▶ [Aim of the task]
Look through the material beneath and copy each line with the word "Välj".

▶ [Given records]
------------------------------
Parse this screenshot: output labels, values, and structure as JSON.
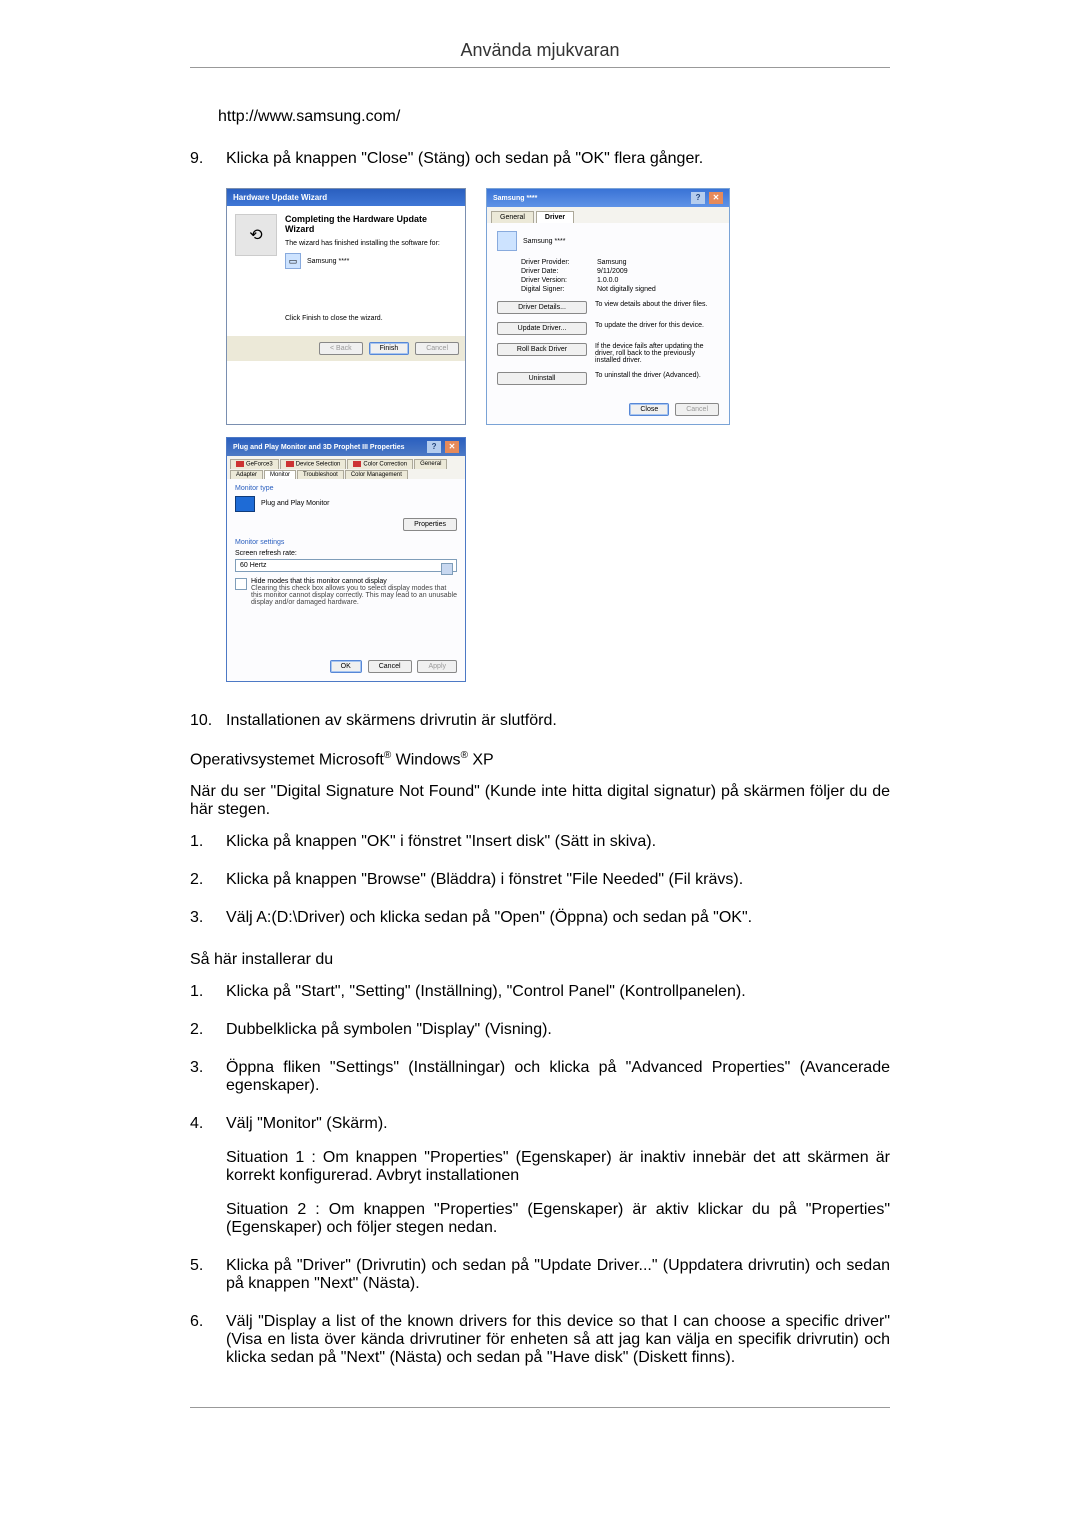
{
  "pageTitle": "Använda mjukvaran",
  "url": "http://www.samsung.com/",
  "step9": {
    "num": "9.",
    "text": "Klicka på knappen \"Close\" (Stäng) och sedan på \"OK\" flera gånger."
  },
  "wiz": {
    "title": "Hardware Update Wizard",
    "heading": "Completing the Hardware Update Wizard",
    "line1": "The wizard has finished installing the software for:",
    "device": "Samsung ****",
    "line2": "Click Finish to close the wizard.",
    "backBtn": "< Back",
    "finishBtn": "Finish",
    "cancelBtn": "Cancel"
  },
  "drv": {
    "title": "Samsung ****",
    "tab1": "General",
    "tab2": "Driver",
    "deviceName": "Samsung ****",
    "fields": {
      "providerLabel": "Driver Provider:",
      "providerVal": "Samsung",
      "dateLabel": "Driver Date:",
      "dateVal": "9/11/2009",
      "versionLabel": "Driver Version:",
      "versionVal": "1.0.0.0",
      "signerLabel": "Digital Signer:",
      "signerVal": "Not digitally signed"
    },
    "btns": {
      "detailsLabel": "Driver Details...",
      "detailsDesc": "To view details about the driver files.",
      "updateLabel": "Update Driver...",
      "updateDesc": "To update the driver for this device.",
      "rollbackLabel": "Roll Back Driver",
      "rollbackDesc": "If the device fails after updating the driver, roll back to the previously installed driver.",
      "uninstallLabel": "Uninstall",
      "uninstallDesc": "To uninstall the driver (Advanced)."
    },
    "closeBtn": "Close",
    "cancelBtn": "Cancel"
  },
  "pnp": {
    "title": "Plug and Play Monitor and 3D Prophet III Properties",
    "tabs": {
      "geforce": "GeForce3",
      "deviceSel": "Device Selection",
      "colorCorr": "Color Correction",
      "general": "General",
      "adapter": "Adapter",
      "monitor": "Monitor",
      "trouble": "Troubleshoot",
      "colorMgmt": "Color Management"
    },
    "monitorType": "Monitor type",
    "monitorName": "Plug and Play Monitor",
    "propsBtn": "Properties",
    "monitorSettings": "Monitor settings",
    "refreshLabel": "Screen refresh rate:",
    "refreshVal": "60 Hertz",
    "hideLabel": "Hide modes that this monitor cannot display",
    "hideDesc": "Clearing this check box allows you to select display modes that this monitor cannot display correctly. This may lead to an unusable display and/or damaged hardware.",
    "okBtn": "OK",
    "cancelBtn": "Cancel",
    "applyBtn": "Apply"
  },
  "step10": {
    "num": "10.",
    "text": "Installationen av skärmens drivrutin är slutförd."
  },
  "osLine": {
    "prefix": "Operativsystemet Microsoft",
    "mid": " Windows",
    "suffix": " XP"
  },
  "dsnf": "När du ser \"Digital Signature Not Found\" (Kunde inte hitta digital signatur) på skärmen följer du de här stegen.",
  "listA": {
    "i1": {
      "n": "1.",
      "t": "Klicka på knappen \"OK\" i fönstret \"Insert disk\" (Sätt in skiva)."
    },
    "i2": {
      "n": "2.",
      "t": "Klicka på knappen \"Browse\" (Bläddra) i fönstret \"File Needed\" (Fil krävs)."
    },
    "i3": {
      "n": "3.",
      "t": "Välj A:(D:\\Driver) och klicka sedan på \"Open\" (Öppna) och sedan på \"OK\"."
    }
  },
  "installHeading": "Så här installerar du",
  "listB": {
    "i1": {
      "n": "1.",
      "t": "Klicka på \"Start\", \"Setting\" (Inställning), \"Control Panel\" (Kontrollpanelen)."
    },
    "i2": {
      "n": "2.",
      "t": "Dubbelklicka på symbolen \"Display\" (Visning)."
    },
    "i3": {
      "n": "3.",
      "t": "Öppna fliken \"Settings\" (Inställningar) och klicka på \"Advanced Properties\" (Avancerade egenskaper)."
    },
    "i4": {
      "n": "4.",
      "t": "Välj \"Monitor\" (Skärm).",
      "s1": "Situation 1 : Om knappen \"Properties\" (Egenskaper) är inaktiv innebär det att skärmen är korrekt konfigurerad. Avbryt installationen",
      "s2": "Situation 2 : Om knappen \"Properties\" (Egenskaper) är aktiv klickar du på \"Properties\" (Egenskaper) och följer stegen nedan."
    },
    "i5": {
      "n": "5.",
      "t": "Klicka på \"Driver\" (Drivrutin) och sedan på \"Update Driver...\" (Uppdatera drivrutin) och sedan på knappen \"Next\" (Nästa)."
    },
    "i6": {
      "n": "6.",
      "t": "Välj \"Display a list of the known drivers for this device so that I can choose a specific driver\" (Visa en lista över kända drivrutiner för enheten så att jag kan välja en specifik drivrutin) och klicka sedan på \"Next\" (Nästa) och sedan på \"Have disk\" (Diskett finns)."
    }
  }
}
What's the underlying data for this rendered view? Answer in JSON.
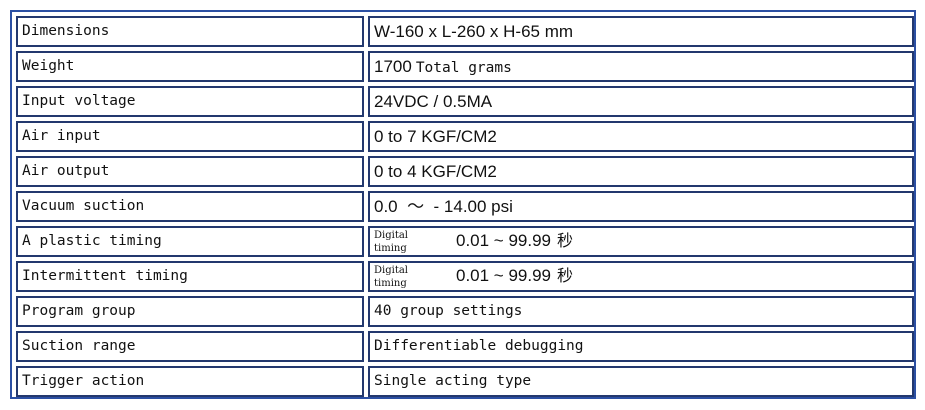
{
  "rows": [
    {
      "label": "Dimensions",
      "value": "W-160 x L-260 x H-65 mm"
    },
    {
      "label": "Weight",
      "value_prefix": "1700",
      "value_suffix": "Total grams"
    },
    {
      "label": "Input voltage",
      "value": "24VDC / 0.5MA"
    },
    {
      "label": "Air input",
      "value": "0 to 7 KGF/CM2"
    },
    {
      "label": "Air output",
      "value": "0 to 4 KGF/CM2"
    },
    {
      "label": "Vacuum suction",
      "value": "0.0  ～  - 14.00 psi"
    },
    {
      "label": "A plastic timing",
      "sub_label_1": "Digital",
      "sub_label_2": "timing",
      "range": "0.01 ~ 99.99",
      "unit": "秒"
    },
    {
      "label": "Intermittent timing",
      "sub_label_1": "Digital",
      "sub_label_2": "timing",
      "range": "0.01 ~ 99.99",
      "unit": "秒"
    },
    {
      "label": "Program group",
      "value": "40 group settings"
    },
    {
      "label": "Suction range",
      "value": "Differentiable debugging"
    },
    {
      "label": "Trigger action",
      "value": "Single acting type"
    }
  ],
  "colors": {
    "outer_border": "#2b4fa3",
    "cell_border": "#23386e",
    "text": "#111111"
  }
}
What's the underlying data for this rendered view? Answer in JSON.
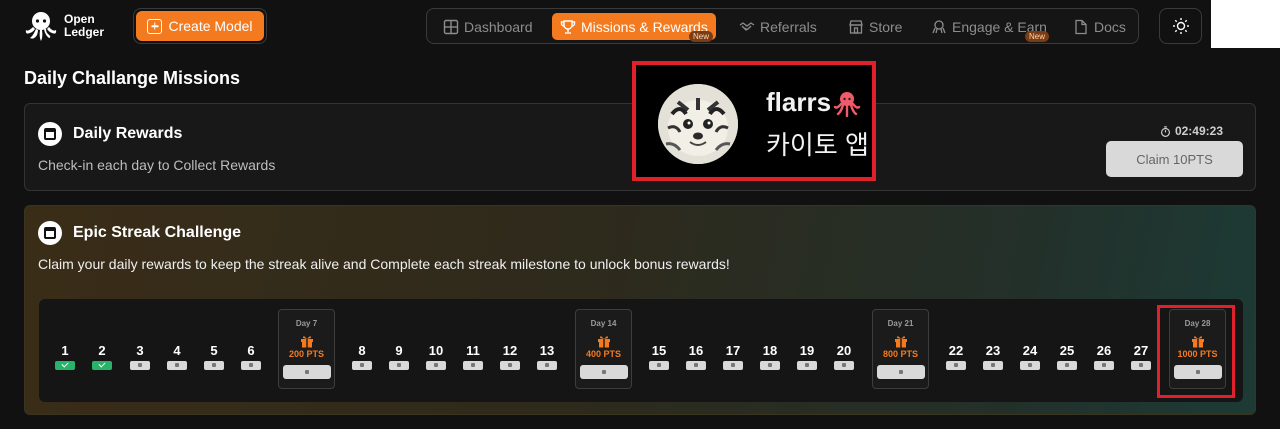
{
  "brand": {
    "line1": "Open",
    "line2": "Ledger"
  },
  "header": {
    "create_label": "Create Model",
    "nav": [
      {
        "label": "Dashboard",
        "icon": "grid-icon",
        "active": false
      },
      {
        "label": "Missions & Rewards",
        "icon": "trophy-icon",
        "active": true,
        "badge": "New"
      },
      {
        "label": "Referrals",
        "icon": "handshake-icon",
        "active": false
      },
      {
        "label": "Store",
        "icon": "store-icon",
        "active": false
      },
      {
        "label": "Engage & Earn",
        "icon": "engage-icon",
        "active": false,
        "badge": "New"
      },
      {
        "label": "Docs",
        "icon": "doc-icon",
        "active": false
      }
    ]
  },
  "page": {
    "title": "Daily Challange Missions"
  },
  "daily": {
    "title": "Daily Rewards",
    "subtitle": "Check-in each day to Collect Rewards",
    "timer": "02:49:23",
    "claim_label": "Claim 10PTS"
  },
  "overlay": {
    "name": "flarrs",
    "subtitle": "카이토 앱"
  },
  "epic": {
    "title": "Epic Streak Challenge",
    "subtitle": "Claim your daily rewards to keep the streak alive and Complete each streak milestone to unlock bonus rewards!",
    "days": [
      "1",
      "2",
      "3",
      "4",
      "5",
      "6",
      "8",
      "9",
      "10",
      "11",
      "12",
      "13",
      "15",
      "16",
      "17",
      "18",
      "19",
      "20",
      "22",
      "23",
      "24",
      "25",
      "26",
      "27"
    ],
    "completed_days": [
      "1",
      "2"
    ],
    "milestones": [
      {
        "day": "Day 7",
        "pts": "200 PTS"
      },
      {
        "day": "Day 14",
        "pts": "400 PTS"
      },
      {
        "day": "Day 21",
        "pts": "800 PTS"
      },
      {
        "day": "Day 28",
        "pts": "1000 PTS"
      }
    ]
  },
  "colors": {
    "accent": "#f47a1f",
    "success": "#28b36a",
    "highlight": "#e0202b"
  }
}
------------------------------
▶ [Answer for the task]
      "t": "Välj A:(D:\\Driver) och klicka sedan på \"Open\" (Öppna) och sedan på \"OK\"."
      "t": "Välj \"Monitor\" (Skärm).",
      "t": "Välj \"Display a list of the known drivers for this device so that I can choose a specific driver\" (Visa en lista över kända drivrutiner för enheten så att jag kan välja en specifik drivrutin) och klicka sedan på \"Next\" (Nästa) och sedan på \"Have disk\" (Diskett finns)."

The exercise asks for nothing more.